How long after waking up do you have to write down your dream to remember it better?
To improve dream recall, I use dream journaling techniques such as writing down my dreams immediately upon waking. Benefits include better dream interpretation, increased self-awareness, and improved problem-solving skills. Research shows that consistent practice is key for success.
Can remembering your dreams too well be harmful to your mental health?
Excessive dream recall can lead to anxiety, depression, and sleep disturbances. Managing intrusive dream memories through therapy or relaxation techniques can mitigate the potential downside of vivid dream recall. Seek professional help if necessary.
In conclusion, forgetting dreams is a common occurrence and doesn’t necessarily indicate anything abnormal. However, if you’re interested in improving dream recall, there are several techniques you can try, such as keeping a dream journal or practicing lucid dreaming.
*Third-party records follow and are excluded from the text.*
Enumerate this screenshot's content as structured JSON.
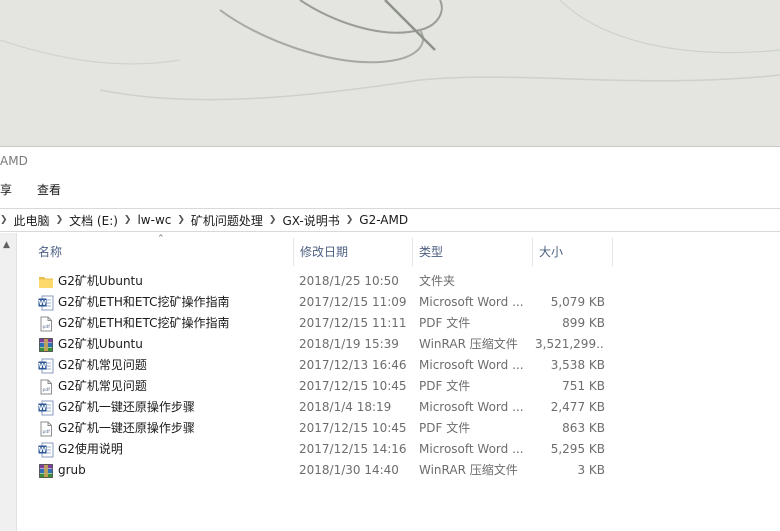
{
  "window": {
    "title": "AMD",
    "ribbon_tabs": [
      "享",
      "查看"
    ],
    "breadcrumb": [
      "此电脑",
      "文档 (E:)",
      "lw-wc",
      "矿机问题处理",
      "GX-说明书",
      "G2-AMD"
    ]
  },
  "columns": {
    "name": "名称",
    "date": "修改日期",
    "type": "类型",
    "size": "大小"
  },
  "files": [
    {
      "icon": "folder-icon",
      "name": "G2矿机Ubuntu",
      "date": "2018/1/25 10:50",
      "type": "文件夹",
      "size": ""
    },
    {
      "icon": "word-doc-icon",
      "name": "G2矿机ETH和ETC挖矿操作指南",
      "date": "2017/12/15 11:09",
      "type": "Microsoft Word ...",
      "size": "5,079 KB"
    },
    {
      "icon": "pdf-icon",
      "name": "G2矿机ETH和ETC挖矿操作指南",
      "date": "2017/12/15 11:11",
      "type": "PDF 文件",
      "size": "899 KB"
    },
    {
      "icon": "winrar-icon",
      "name": "G2矿机Ubuntu",
      "date": "2018/1/19 15:39",
      "type": "WinRAR 压缩文件",
      "size": "3,521,299..."
    },
    {
      "icon": "word-doc-icon",
      "name": "G2矿机常见问题",
      "date": "2017/12/13 16:46",
      "type": "Microsoft Word ...",
      "size": "3,538 KB"
    },
    {
      "icon": "pdf-icon",
      "name": "G2矿机常见问题",
      "date": "2017/12/15 10:45",
      "type": "PDF 文件",
      "size": "751 KB"
    },
    {
      "icon": "word-doc-icon",
      "name": "G2矿机一键还原操作步骤",
      "date": "2018/1/4 18:19",
      "type": "Microsoft Word ...",
      "size": "2,477 KB"
    },
    {
      "icon": "pdf-icon",
      "name": "G2矿机一键还原操作步骤",
      "date": "2017/12/15 10:45",
      "type": "PDF 文件",
      "size": "863 KB"
    },
    {
      "icon": "word-doc-icon",
      "name": "G2使用说明",
      "date": "2017/12/15 14:16",
      "type": "Microsoft Word ...",
      "size": "5,295 KB"
    },
    {
      "icon": "winrar-icon",
      "name": "grub",
      "date": "2018/1/30 14:40",
      "type": "WinRAR 压缩文件",
      "size": "3 KB"
    }
  ]
}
Additionally, certain medications, stress, and sleep disorders can all affect dream recall, so it may be worth seeking professional help if you’re experiencing persistent issues.
As the saying goes, "dreams are the touchstones of our character."While the science behind dream interpretation is still debated, many believe that our dreams can provide insight into our subconscious thoughts and emotions.
Whether you remember your dreams or not, it’s important to prioritize healthy sleep habits and take care of your mental health.
Josephine brings a wealth of knowledge in psychology to the Hello Lovely team. Her understanding of the human mind and its connection to dreams provides a fresh perspective to our content.
With a research-oriented approach, Josephine’s articles delve into the intricacies of dream psychology, exploring topics such as lucid dreaming, dream analysis, and the impact of dreams on our well-being. Her ability to bridge the gap between scientific research and accessible writing ensures that readers gain valuable insights into the psychological aspects of dreaming.